#### Task brief:
Reproduce the entries verbatim; no pictures.

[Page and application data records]

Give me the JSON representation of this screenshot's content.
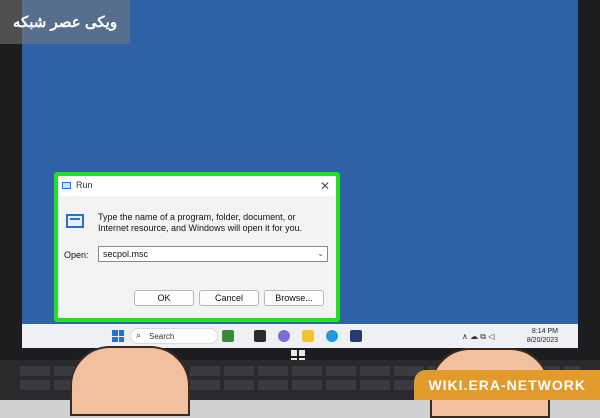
{
  "watermarks": {
    "top": "ویکی عصر شبکه",
    "bottom": "WIKI.ERA-NETWORK"
  },
  "run_dialog": {
    "title": "Run",
    "description": "Type the name of a program, folder, document, or Internet resource, and Windows will open it for you.",
    "open_label": "Open:",
    "open_value": "secpol.msc",
    "ok_label": "OK",
    "cancel_label": "Cancel",
    "browse_label": "Browse...",
    "close_glyph": "✕",
    "dropdown_glyph": "⌄"
  },
  "taskbar": {
    "search_placeholder": "Search",
    "search_glyph": "⌕",
    "time": "8:14 PM",
    "date": "8/20/2023",
    "tray_glyphs": "∧ ☁ ⧉ ◁"
  },
  "colors": {
    "desktop": "#2f62a6",
    "highlight": "#22e022",
    "watermark_bottom": "#e39a2d"
  }
}
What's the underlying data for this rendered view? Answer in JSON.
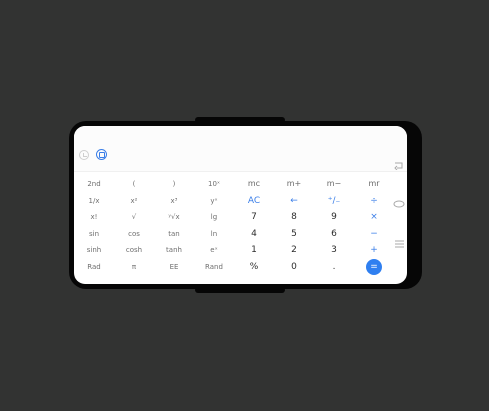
{
  "display": {
    "history_icon": "history-icon",
    "converter_icon": "unit-converter-icon"
  },
  "keypad": {
    "rows": [
      [
        "2nd",
        "(",
        ")",
        "10ˣ",
        "mc",
        "m+",
        "m−",
        "mr"
      ],
      [
        "1/x",
        "x²",
        "x³",
        "yˣ",
        "AC",
        "←",
        "⁺∕₋",
        "÷"
      ],
      [
        "x!",
        "√",
        "ʸ√x",
        "lg",
        "7",
        "8",
        "9",
        "×"
      ],
      [
        "sin",
        "cos",
        "tan",
        "ln",
        "4",
        "5",
        "6",
        "−"
      ],
      [
        "sinh",
        "cosh",
        "tanh",
        "eˣ",
        "1",
        "2",
        "3",
        "+"
      ],
      [
        "Rad",
        "π",
        "EE",
        "Rand",
        "%",
        "0",
        ".",
        "="
      ]
    ]
  },
  "nav": {
    "back_icon": "back-icon",
    "home_icon": "home-icon",
    "recents_icon": "recents-icon"
  },
  "colors": {
    "accent": "#2f7ff0",
    "background": "#323332",
    "screen": "#ffffff"
  }
}
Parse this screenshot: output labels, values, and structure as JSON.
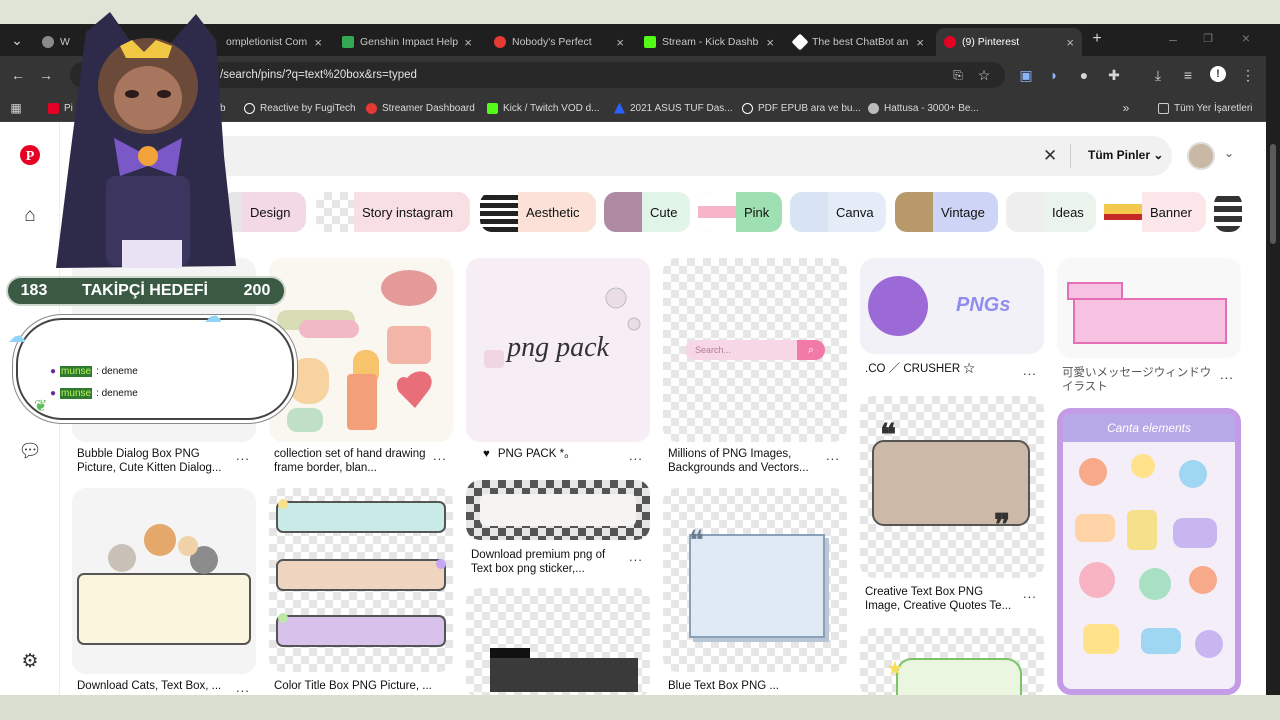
{
  "tabs": [
    {
      "label": "W",
      "fav": "#8a8a8a"
    },
    {
      "label": "ompletionist Com",
      "fav": "#7b8bd6"
    },
    {
      "label": "Genshin Impact Help",
      "fav": "#34a853"
    },
    {
      "label": "Nobody's Perfect",
      "fav": "#e53935"
    },
    {
      "label": "Stream - Kick Dashb",
      "fav": "#53fc18"
    },
    {
      "label": "The best ChatBot an",
      "fav": "#ffffff"
    },
    {
      "label": "(9) Pinterest",
      "fav": "#e60023"
    }
  ],
  "new_tab_icon": "plus-icon",
  "address": {
    "url": "/search/pins/?q=text%20box&rs=typed"
  },
  "bookmarks": [
    {
      "label": "Pi",
      "color": "#e60023"
    },
    {
      "label": "b",
      "color": "#777"
    },
    {
      "label": "Reactive by FugiTech",
      "color": "#ffffff"
    },
    {
      "label": "Streamer Dashboard",
      "color": "#e53935"
    },
    {
      "label": "Kick / Twitch VOD d...",
      "color": "#53fc18"
    },
    {
      "label": "2021 ASUS TUF Das...",
      "color": "#2962ff"
    },
    {
      "label": "PDF EPUB ara ve bu...",
      "color": "#ffffff"
    },
    {
      "label": "Hattusa - 3000+ Be...",
      "color": "#bbbbbb"
    },
    {
      "label": "Tüm Yer İşaretleri",
      "color": "#bbbbbb"
    }
  ],
  "search": {
    "filter_label": "Tüm Pinler"
  },
  "chips": [
    {
      "label": "Design",
      "bg": "#f3d9e6",
      "thumb": "#e6e6e6"
    },
    {
      "label": "Story instagram",
      "bg": "#f7dfe4",
      "thumb": "#cfcfcf"
    },
    {
      "label": "Aesthetic",
      "bg": "#fbe1d8",
      "thumb": "#222"
    },
    {
      "label": "Cute",
      "bg": "#e1f4e8",
      "thumb": "#b08aa3"
    },
    {
      "label": "Pink",
      "bg": "#9fe0b2",
      "thumb": "#f7b6c8"
    },
    {
      "label": "Canva",
      "bg": "#e4ecf8",
      "thumb": "#d8e4f4"
    },
    {
      "label": "Vintage",
      "bg": "#cdd4f5",
      "thumb": "#b89a6a"
    },
    {
      "label": "Ideas",
      "bg": "#eaf3ec",
      "thumb": "#eeeeee"
    },
    {
      "label": "Banner",
      "bg": "#fbe7ea",
      "thumb": "#f2c94c"
    }
  ],
  "pins": [
    {
      "caption": "Bubble Dialog Box PNG Picture, Cute Kitten Dialog..."
    },
    {
      "caption": "collection set of hand drawing frame border, blan..."
    },
    {
      "caption": "PNG PACK *。",
      "art_text": "png pack"
    },
    {
      "caption": "Millions of PNG Images, Backgrounds and Vectors...",
      "search_text": "Search..."
    },
    {
      "caption": ".CO ／ CRUSHER ☆",
      "art_text": "PNGs"
    },
    {
      "caption": "可愛いメッセージウィンドウイラスト"
    },
    {
      "caption": "Download Cats, Text Box, ..."
    },
    {
      "caption": "Color Title Box PNG Picture, ..."
    },
    {
      "caption": "Download premium png of Text box png sticker,..."
    },
    {
      "caption": "Blue Text Box PNG ..."
    },
    {
      "caption": "Creative Text Box PNG Image, Creative Quotes Te..."
    },
    {
      "caption": "",
      "art_text": "Canta elements"
    }
  ],
  "overlay": {
    "goal_current": "183",
    "goal_label": "TAKİPÇİ HEDEFİ",
    "goal_target": "200",
    "chat": [
      {
        "user": "munse",
        "msg": ": deneme"
      },
      {
        "user": "munse",
        "msg": ": deneme"
      }
    ]
  },
  "more_dots": "..."
}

#### Solution for this exercise:
Give me the JSON representation of this screenshot's content.
{
  "watermarks": {
    "top": "ویکی عصر شبکه",
    "bottom": "WIKI.ERA-NETWORK"
  },
  "run_dialog": {
    "title": "Run",
    "description": "Type the name of a program, folder, document, or Internet resource, and Windows will open it for you.",
    "open_label": "Open:",
    "open_value": "secpol.msc",
    "ok_label": "OK",
    "cancel_label": "Cancel",
    "browse_label": "Browse...",
    "close_glyph": "✕",
    "dropdown_glyph": "⌄"
  },
  "taskbar": {
    "search_placeholder": "Search",
    "search_glyph": "⌕",
    "time": "8:14 PM",
    "date": "8/20/2023",
    "tray_glyphs": "∧ ☁ ⧉ ◁"
  },
  "colors": {
    "desktop": "#2f62a6",
    "highlight": "#22e022",
    "watermark_bottom": "#e39a2d"
  }
}
What's the underlying data for this rendered view? Answer in JSON.
{
  "display": {
    "history_icon": "history-icon",
    "converter_icon": "unit-converter-icon"
  },
  "keypad": {
    "rows": [
      [
        "2nd",
        "(",
        ")",
        "10ˣ",
        "mc",
        "m+",
        "m−",
        "mr"
      ],
      [
        "1/x",
        "x²",
        "x³",
        "yˣ",
        "AC",
        "←",
        "⁺∕₋",
        "÷"
      ],
      [
        "x!",
        "√",
        "ʸ√x",
        "lg",
        "7",
        "8",
        "9",
        "×"
      ],
      [
        "sin",
        "cos",
        "tan",
        "ln",
        "4",
        "5",
        "6",
        "−"
      ],
      [
        "sinh",
        "cosh",
        "tanh",
        "eˣ",
        "1",
        "2",
        "3",
        "+"
      ],
      [
        "Rad",
        "π",
        "EE",
        "Rand",
        "%",
        "0",
        ".",
        "="
      ]
    ]
  },
  "nav": {
    "back_icon": "back-icon",
    "home_icon": "home-icon",
    "recents_icon": "recents-icon"
  },
  "colors": {
    "accent": "#2f7ff0",
    "background": "#323332",
    "screen": "#ffffff"
  }
}
Parse this screenshot: output labels, values, and structure as JSON.
{
  "tabs": [
    {
      "label": "W",
      "fav": "#8a8a8a"
    },
    {
      "label": "ompletionist Com",
      "fav": "#7b8bd6"
    },
    {
      "label": "Genshin Impact Help",
      "fav": "#34a853"
    },
    {
      "label": "Nobody's Perfect",
      "fav": "#e53935"
    },
    {
      "label": "Stream - Kick Dashb",
      "fav": "#53fc18"
    },
    {
      "label": "The best ChatBot an",
      "fav": "#ffffff"
    },
    {
      "label": "(9) Pinterest",
      "fav": "#e60023"
    }
  ],
  "new_tab_icon": "plus-icon",
  "address": {
    "url": "/search/pins/?q=text%20box&rs=typed"
  },
  "bookmarks": [
    {
      "label": "Pi",
      "color": "#e60023"
    },
    {
      "label": "b",
      "color": "#777"
    },
    {
      "label": "Reactive by FugiTech",
      "color": "#ffffff"
    },
    {
      "label": "Streamer Dashboard",
      "color": "#e53935"
    },
    {
      "label": "Kick / Twitch VOD d...",
      "color": "#53fc18"
    },
    {
      "label": "2021 ASUS TUF Das...",
      "color": "#2962ff"
    },
    {
      "label": "PDF EPUB ara ve bu...",
      "color": "#ffffff"
    },
    {
      "label": "Hattusa - 3000+ Be...",
      "color": "#bbbbbb"
    },
    {
      "label": "Tüm Yer İşaretleri",
      "color": "#bbbbbb"
    }
  ],
  "search": {
    "filter_label": "Tüm Pinler"
  },
  "chips": [
    {
      "label": "Design",
      "bg": "#f3d9e6",
      "thumb": "#e6e6e6"
    },
    {
      "label": "Story instagram",
      "bg": "#f7dfe4",
      "thumb": "#cfcfcf"
    },
    {
      "label": "Aesthetic",
      "bg": "#fbe1d8",
      "thumb": "#222"
    },
    {
      "label": "Cute",
      "bg": "#e1f4e8",
      "thumb": "#b08aa3"
    },
    {
      "label": "Pink",
      "bg": "#9fe0b2",
      "thumb": "#f7b6c8"
    },
    {
      "label": "Canva",
      "bg": "#e4ecf8",
      "thumb": "#d8e4f4"
    },
    {
      "label": "Vintage",
      "bg": "#cdd4f5",
      "thumb": "#b89a6a"
    },
    {
      "label": "Ideas",
      "bg": "#eaf3ec",
      "thumb": "#eeeeee"
    },
    {
      "label": "Banner",
      "bg": "#fbe7ea",
      "thumb": "#f2c94c"
    }
  ],
  "pins": [
    {
      "caption": "Bubble Dialog Box PNG Picture, Cute Kitten Dialog..."
    },
    {
      "caption": "collection set of hand drawing frame border, blan..."
    },
    {
      "caption": "PNG PACK *。",
      "art_text": "png pack"
    },
    {
      "caption": "Millions of PNG Images, Backgrounds and Vectors...",
      "search_text": "Search..."
    },
    {
      "caption": ".CO ／ CRUSHER ☆",
      "art_text": "PNGs"
    },
    {
      "caption": "可愛いメッセージウィンドウイラスト"
    },
    {
      "caption": "Download Cats, Text Box, ..."
    },
    {
      "caption": "Color Title Box PNG Picture, ..."
    },
    {
      "caption": "Download premium png of Text box png sticker,..."
    },
    {
      "caption": "Blue Text Box PNG ..."
    },
    {
      "caption": "Creative Text Box PNG Image, Creative Quotes Te..."
    },
    {
      "caption": "",
      "art_text": "Canta elements"
    }
  ],
  "overlay": {
    "goal_current": "183",
    "goal_label": "TAKİPÇİ HEDEFİ",
    "goal_target": "200",
    "chat": [
      {
        "user": "munse",
        "msg": ": deneme"
      },
      {
        "user": "munse",
        "msg": ": deneme"
      }
    ]
  },
  "more_dots": "..."
}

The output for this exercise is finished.